_PROBLEM TO SOLVE_:
Search the data below for the string "icon". Extract every line that contains it.

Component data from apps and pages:
═══
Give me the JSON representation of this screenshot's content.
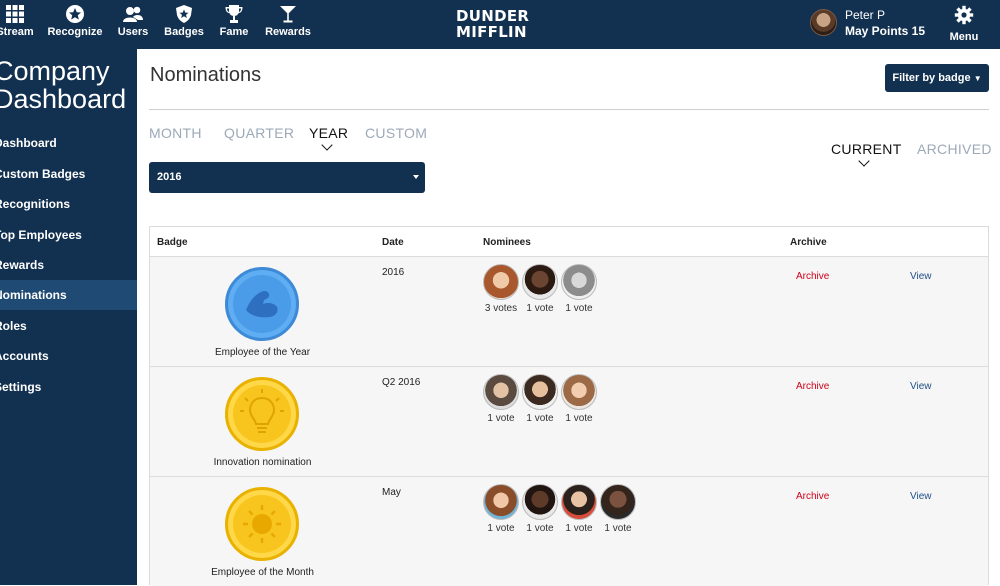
{
  "nav": {
    "items": [
      {
        "label": "Stream",
        "icon": "grid-icon"
      },
      {
        "label": "Recognize",
        "icon": "star-icon"
      },
      {
        "label": "Users",
        "icon": "users-icon"
      },
      {
        "label": "Badges",
        "icon": "shield-icon"
      },
      {
        "label": "Fame",
        "icon": "trophy-icon"
      },
      {
        "label": "Rewards",
        "icon": "cocktail-icon"
      }
    ],
    "logo_line1": "DUNDER",
    "logo_line2": "MIFFLIN",
    "user_name": "Peter P",
    "user_points": "May Points 15",
    "menu_label": "Menu"
  },
  "sidebar": {
    "title_line1": "Company",
    "title_line2": "Dashboard",
    "items": [
      {
        "label": "Dashboard"
      },
      {
        "label": "Custom Badges"
      },
      {
        "label": "Recognitions"
      },
      {
        "label": "Top Employees"
      },
      {
        "label": "Rewards"
      },
      {
        "label": "Nominations",
        "active": true
      },
      {
        "label": "Roles"
      },
      {
        "label": "Accounts"
      },
      {
        "label": "Settings"
      }
    ]
  },
  "main": {
    "title": "Nominations",
    "filter_button": "Filter by badge",
    "period_tabs": [
      {
        "label": "MONTH"
      },
      {
        "label": "QUARTER"
      },
      {
        "label": "YEAR",
        "active": true
      },
      {
        "label": "CUSTOM"
      }
    ],
    "year_select": "2016",
    "status_tabs": [
      {
        "label": "CURRENT",
        "active": true
      },
      {
        "label": "ARCHIVED"
      }
    ]
  },
  "table": {
    "headers": {
      "badge": "Badge",
      "date": "Date",
      "nominees": "Nominees",
      "archive": "Archive"
    },
    "rows": [
      {
        "badge": "Employee of the Year",
        "badge_icon": "arm-icon",
        "date": "2016",
        "nominees": [
          {
            "votes": "3 votes"
          },
          {
            "votes": "1 vote"
          },
          {
            "votes": "1 vote"
          }
        ],
        "archive": "Archive",
        "view": "View"
      },
      {
        "badge": "Innovation nomination",
        "badge_icon": "lightbulb-icon",
        "date": "Q2 2016",
        "nominees": [
          {
            "votes": "1 vote"
          },
          {
            "votes": "1 vote"
          },
          {
            "votes": "1 vote"
          }
        ],
        "archive": "Archive",
        "view": "View"
      },
      {
        "badge": "Employee of the Month",
        "badge_icon": "sun-icon",
        "date": "May",
        "nominees": [
          {
            "votes": "1 vote"
          },
          {
            "votes": "1 vote"
          },
          {
            "votes": "1 vote"
          },
          {
            "votes": "1 vote"
          }
        ],
        "archive": "Archive",
        "view": "View"
      }
    ]
  },
  "colors": {
    "navy": "#12304f",
    "sidebar_active": "#1f4a73",
    "archive_red": "#d0021b",
    "link_blue": "#1f4f86",
    "badge_blue": "#4a9be8",
    "badge_yellow": "#f7c51e"
  }
}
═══
_COMPLETED EXERCISE_:
        "icon": "grid-icon"
        "icon": "star-icon"
        "icon": "users-icon"
        "icon": "shield-icon"
        "icon": "trophy-icon"
        "icon": "cocktail-icon"
        "badge_icon": "arm-icon",
        "badge_icon": "lightbulb-icon",
        "badge_icon": "sun-icon",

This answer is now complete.